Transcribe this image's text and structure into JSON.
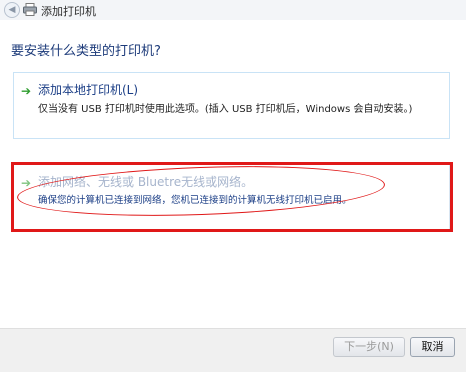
{
  "window": {
    "title": "添加打印机"
  },
  "heading": "要安装什么类型的打印机?",
  "options": [
    {
      "title": "添加本地打印机(L)",
      "description": "仅当没有 USB 打印机时使用此选项。(插入 USB 打印机后，Windows 会自动安装。)"
    },
    {
      "title": "添加网络、无线或 Bluetre无线或网络。",
      "description": "确保您的计算机已连接到网络，您机已连接到的计算机无线打印机已启用。"
    }
  ],
  "buttons": {
    "next": "下一步(N)",
    "cancel": "取消"
  },
  "icons": {
    "back": "back-arrow-icon",
    "printer": "printer-icon",
    "option_arrow": "green-arrow-icon"
  },
  "colors": {
    "highlight": "#e01818",
    "link_blue": "#1b3e86",
    "arrow_green": "#2f9d2f"
  }
}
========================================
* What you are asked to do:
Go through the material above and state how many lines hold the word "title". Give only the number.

* Answer to the problem:
3